NTSB: Call disaster before NC crash

BEAUFORT, NC (WNCT) – A preliminary report from the National Transportation Safety Board shows that a plane that crashed off the coast of Carreret County with eight people on board did not signal disaster before the crash.

The report states that the Pilatus PC-12 was destroyed in a crash off the coast of Carreret County, about three miles from Drama Bay. He left Pete Greenville Airport on Feb. 13 at 12:35 p.m. and landed at Hyde County Airport at 12:55 p.m. From there it took off around 13:35 before crashing shortly after 14:00.

Six of the eight people on the plane were returning from a hunt in Hyde County, the Carreret County Sheriff’s Office said the day after the crash.


East Carteret High School begins the process of moving forward after the tragedy

Morehead City Church says it will pay for all eight burials of Carteret County crash victims; the first funeral set

The search for the victims of the Carteret County plane crash ends after all the remains have been found

The loss of classmates from East Carteret High during the plane crash is especially serious for staff, students

A friend remembers the pilot of a fatal plane crash in Carreret County

The Down East community shows its love for the victims of the plane crash through fundraising, other forms of support

Carteret County citizen makes blue bows in honor of plane crash victims

Carteret County communities with broken hearts about the accident, the fate of those involved

The report said that pilot Ernest Durwood Rawls contacted the air traffic control service and showed that everything was fine, as the plane was leveled at an altitude of 3,500 feet on its way to Michael J. Airport. Smith Field in Beaufort. The pilot was later informed of the approach to limited airspace.

“After several unanswered calls from the pilot, the dispatcher instructed the military aircraft in the limited airspace to stay above 4,000 feet above the hill,” the statement said. “At 13:49 the pilot called the dispatcher and requested the RNAV approach to runway 26, but was denied the request due to active limited airspace. The dispatcher also asked the pilot why he had not answered previous radio calls, and the pilot replied that he had “tried to get out” and was unable to receive the radio broadcast. The dispatcher suggested landing on runway 8 or runway 3, and the pilot chose runway 8 ”.

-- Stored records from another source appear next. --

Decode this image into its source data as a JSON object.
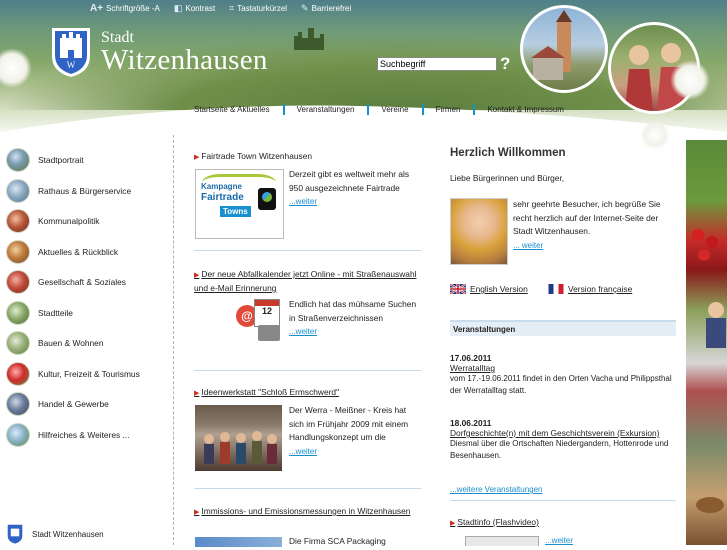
{
  "util": {
    "font_size": "Schriftgröße -A",
    "font_size_plus": "A+",
    "contrast": "Kontrast",
    "shortcuts": "Tastaturkürzel",
    "accessible": "Barrierefrei"
  },
  "brand": {
    "small": "Stadt",
    "big": "Witzenhausen"
  },
  "search": {
    "value": "Suchbegriff",
    "go": "?"
  },
  "nav": [
    "Startseite & Aktuelles",
    "Veranstaltungen",
    "Vereine",
    "Firmen",
    "Kontakt & Impressum"
  ],
  "sidebar": {
    "items": [
      "Stadtportrait",
      "Rathaus & Bürgerservice",
      "Kommunalpolitik",
      "Aktuelles & Rückblick",
      "Gesellschaft & Soziales",
      "Stadtteile",
      "Bauen & Wohnen",
      "Kultur, Freizeit & Tourismus",
      "Handel & Gewerbe",
      "Hilfreiches & Weiteres ..."
    ],
    "footer": "Stadt Witzenhausen"
  },
  "news": [
    {
      "title": "Fairtrade Town Witzenhausen",
      "body": "Derzeit gibt es weltweit mehr als 950 ausgezeichnete Fairtrade",
      "more": "...weiter",
      "img": {
        "line1": "Kampagne",
        "line2": "Fairtrade",
        "line3": "Towns"
      }
    },
    {
      "title": "Der neue Abfallkalender jetzt Online - mit Straßenauswahl und e-Mail Erinnerung",
      "body": "Endlich hat das mühsame Suchen in Straßenverzeichnissen",
      "more": "...weiter",
      "img": {
        "badge": "12"
      }
    },
    {
      "title": "Ideenwerkstatt \"Schloß Ermschwerd\"",
      "body": "Der Werra - Meißner - Kreis hat sich im Frühjahr 2009 mit einem Handlungskonzept um die",
      "more": "...weiter"
    },
    {
      "title": "Immissions- und Emissionsmessungen in Witzenhausen",
      "body": "Die Firma SCA Packaging"
    }
  ],
  "welcome": {
    "heading": "Herzlich Willkommen",
    "salutation": "Liebe Bürgerinnen und Bürger,",
    "text": "sehr geehrte Besucher, ich begrüße Sie recht herzlich auf der Internet-Seite der Stadt Witzenhausen.",
    "more": "... weiter",
    "english": "English Version",
    "french": "Version française"
  },
  "events": {
    "heading": "Veranstaltungen",
    "items": [
      {
        "date": "17.06.2011",
        "title": "Werratalltag",
        "body": "vom 17.-19.06.2011 findet in den Orten Vacha und Philippsthal der Werratalltag statt."
      },
      {
        "date": "18.06.2011",
        "title": "Dorfgeschichte(n) mit dem Geschichtsverein (Exkursion)",
        "body": "Diesmal über die Ortschaften Niedergandern, Hottenrode und Besenhausen."
      }
    ],
    "more": "...weitere Veranstaltungen",
    "video": "Stadtinfo (Flashvideo)",
    "video_more": "...weiter"
  },
  "colors": {
    "accent": "#1a8fd0",
    "nav_separator": "#1a8fd0",
    "arrow": "#c8301c"
  }
}
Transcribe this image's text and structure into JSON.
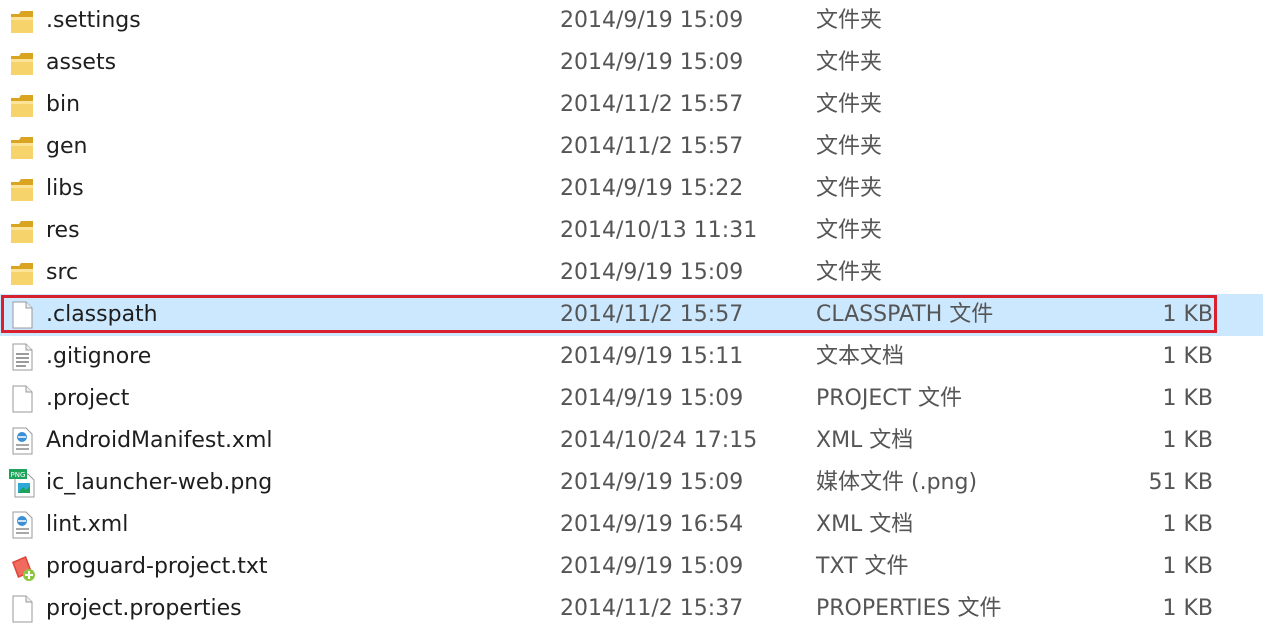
{
  "files": [
    {
      "name": ".settings",
      "date": "2014/9/19 15:09",
      "type": "文件夹",
      "size": "",
      "icon": "folder-icon"
    },
    {
      "name": "assets",
      "date": "2014/9/19 15:09",
      "type": "文件夹",
      "size": "",
      "icon": "folder-icon"
    },
    {
      "name": "bin",
      "date": "2014/11/2 15:57",
      "type": "文件夹",
      "size": "",
      "icon": "folder-icon"
    },
    {
      "name": "gen",
      "date": "2014/11/2 15:57",
      "type": "文件夹",
      "size": "",
      "icon": "folder-icon"
    },
    {
      "name": "libs",
      "date": "2014/9/19 15:22",
      "type": "文件夹",
      "size": "",
      "icon": "folder-icon"
    },
    {
      "name": "res",
      "date": "2014/10/13 11:31",
      "type": "文件夹",
      "size": "",
      "icon": "folder-icon"
    },
    {
      "name": "src",
      "date": "2014/9/19 15:09",
      "type": "文件夹",
      "size": "",
      "icon": "folder-icon"
    },
    {
      "name": ".classpath",
      "date": "2014/11/2 15:57",
      "type": "CLASSPATH 文件",
      "size": "1 KB",
      "icon": "blank-file-icon",
      "selected": true
    },
    {
      "name": ".gitignore",
      "date": "2014/9/19 15:11",
      "type": "文本文档",
      "size": "1 KB",
      "icon": "text-file-icon"
    },
    {
      "name": ".project",
      "date": "2014/9/19 15:09",
      "type": "PROJECT 文件",
      "size": "1 KB",
      "icon": "blank-file-icon"
    },
    {
      "name": "AndroidManifest.xml",
      "date": "2014/10/24 17:15",
      "type": "XML 文档",
      "size": "1 KB",
      "icon": "xml-file-icon"
    },
    {
      "name": "ic_launcher-web.png",
      "date": "2014/9/19 15:09",
      "type": "媒体文件 (.png)",
      "size": "51 KB",
      "icon": "png-file-icon"
    },
    {
      "name": "lint.xml",
      "date": "2014/9/19 16:54",
      "type": "XML 文档",
      "size": "1 KB",
      "icon": "xml-file-icon"
    },
    {
      "name": "proguard-project.txt",
      "date": "2014/9/19 15:09",
      "type": "TXT 文件",
      "size": "1 KB",
      "icon": "notepad-plus-file-icon"
    },
    {
      "name": "project.properties",
      "date": "2014/11/2 15:37",
      "type": "PROPERTIES 文件",
      "size": "1 KB",
      "icon": "blank-file-icon"
    }
  ],
  "colors": {
    "selection": "#cce8ff",
    "highlight_border": "#d9202e",
    "folder": "#f2c94c"
  }
}
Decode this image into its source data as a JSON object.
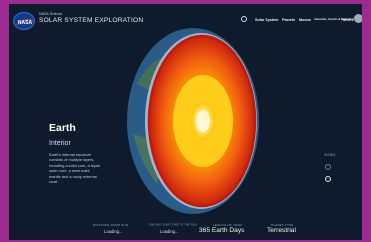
{
  "header": {
    "brand_small": "NASA Science",
    "brand_title": "SOLAR SYSTEM EXPLORATION",
    "nav": [
      "Solar System",
      "Planets",
      "Moons",
      "Asteroids, Comets & Meteors",
      "MORE"
    ]
  },
  "planet": {
    "name": "Earth",
    "section": "Interior",
    "description": "Earth's internal structure consists of multiple layers, including a solid core, a liquid outer core, a semi-solid mantle and a rocky external crust"
  },
  "view": {
    "label": "VIEWS"
  },
  "stats": [
    {
      "label": "DISTANCE FROM SUN",
      "value": "Loading..."
    },
    {
      "label": "ONE WAY LIGHT TIME TO THE SUN",
      "value": "Loading..."
    },
    {
      "label": "LENGTH OF YEAR",
      "value": "365 Earth Days"
    },
    {
      "label": "PLANET TYPE",
      "value": "Terrestrial"
    }
  ],
  "colors": {
    "background": "#0f1b2c",
    "page_border": "#9c2a8f",
    "core": "#ffd400",
    "mantle": "#e23a12",
    "crust": "#3f6ea3"
  }
}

(photo by NTSB)

The dispatcher said at 1:52 p.m. that limited airspace was no longer in effect, and asked if the pilot wanted an RNAV approach to runway 26 instead. The pilot replied that he would be grateful.

After some course correction to get back on the way to Beaufort Airport, the dispatcher tried to get back to the plane at 2:01 p.m., “because the plane was at an altitude of 4,700 feet above sea level. and quickly typed up. There was no answer, ”the message reads.

It also noted that “there were no distress calls or declarations of emergency from the plane.”

Among the eight dead on board were four East Carteret High School students.

Jacob Nolan Taylor, 16, Michael Daly Shepard, 15, Noah Lee Steyr, 15, and Jonathan Cole McKinnis, 15 (Photos added)
  • Ernest Durwood Rawls, 67, Greenville, North Carolina, pilot
  • Jeffrey Worthington Rawls, 28, Greenville, North Carolina
  • Stephanie Ann McKinnis Fulcher, 42, Sea Level, North Carolina
  • Jonathan Cole McKinnis, 15, Sea Level, North Carolina
  • Douglas Hunter Parks, 45, Sea Level, NC
  • Noah Lee Steiran, 15, Cedar Island, North Carolina
  • Michael Daly Shepard, 15, Atlantic, North Carolina
  • Jacob Nolan Taylor, 16, Atlantic, North Carolina

Officials said the plane was found smashed in 60 feet of water. Divers have found an on-board recorder that is currently being used to determine the cause of the crash.

Click here to see the full NTSB report.

Source link

USA News